And they’re able to determine what that is by using NTP, or the Network Time Protocol, that communicates over UDP port 123. It becomes critical to synchronize the clock across all of these different devices, not only to synchronize log information, but some of these devices must be well synced to be able to authenticate properly to each other. This means that everybody’s going to know exactly what the proper date and the proper time is.

And you, as the administrator, get to determine exactly the frequency that NTP will use to be able to provide the synchronization. This is a very accurate way of synchronizing the clocks. And on a local network, you can get accuracy better than one millisecond across all of the devices using the Network Time Protocol.

If you’ve used a voice over IP device, then you’ve probably used SIP, this is the Session Initiation Protocol, and it commonly uses TCP port number 5060 and TCP port 5061. This is the protocol that’s used for setting up calls, for ringing the phone on the other side, and for hanging up the call once the call is over. It also extends your voice communication by adding video conferencing, instant messaging, file transfer, and many other applications using this Session Initiation Protocol.

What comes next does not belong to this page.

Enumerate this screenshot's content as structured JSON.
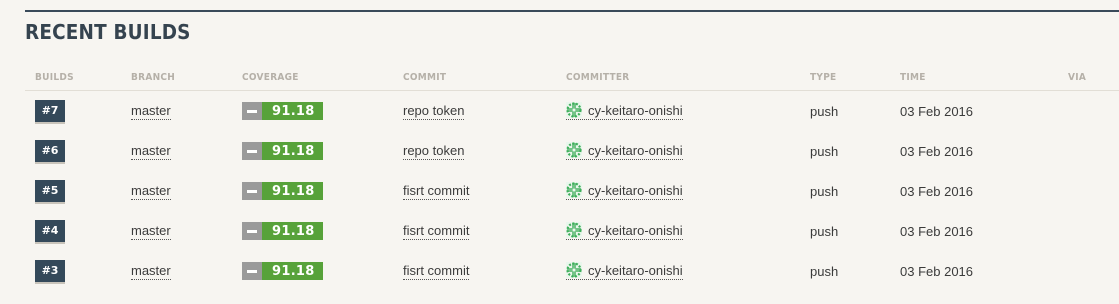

Microsoft uses SMB to transfer files between Windows devices. This is Server Message Block. You may also hear this referred to as CIFS, or Common Internet File System, and it’s what Windows uses to transfer files, or to share printers between Windows systems. SMB commonly uses TCP port 445 to be able to send SMB communication directly between devices using the IP protocol.

We learned earlier that sending emails from your device uses SMTP. But receiving emails uses a completely different set of protocols. You may be using POP, or you may be using IMAP to be able to authenticate and transfer email messages to your device.

POP3 is Post Office Protocol version 3, and it uses TCP port 110 to be able to perform that function. POP3 is considered to be a basic mail transfer functionality. For most of our mobile devices we use today, we’re using IMAP4. This is Internet Message Access Protocol version 4, and it uses TCP port 143. This allows us to use multiple clients to access our inbox, so we can see exactly the same mailbox from our mobile device as we do from our desktop system.

All of the users, devices, and printers are probably stored in a large database in your environment. And it’s usually accessed through a protocol such as LDAP. LDAP is the Lightweight Directory Access Protocol, and it uses TCP port 389 to allow your client to communicate to an LDAP server. There is also an encrypted form of LDAP, called LDAPS. And that stands for LDAP Secure. This uses SSL to be able to encrypt this LDAP communication, and it uses TCP port 636 to be able to send that data.

SIP is not the only voice over IP control protocol out there. You may also use H.323 on your voice over IP devices, and it uses TCP port 1720. Similar to SIP, H.323 allows us to set up phone calls, be able to ring the phone on the other side, and hang up the call when the call is over. This is one of the earliest voice over IP protocols. And many voice over IP applications will still use H.323 as its primary signaling protocol.

Category: CompTIA Network+ N10-007

Comments are closed.

X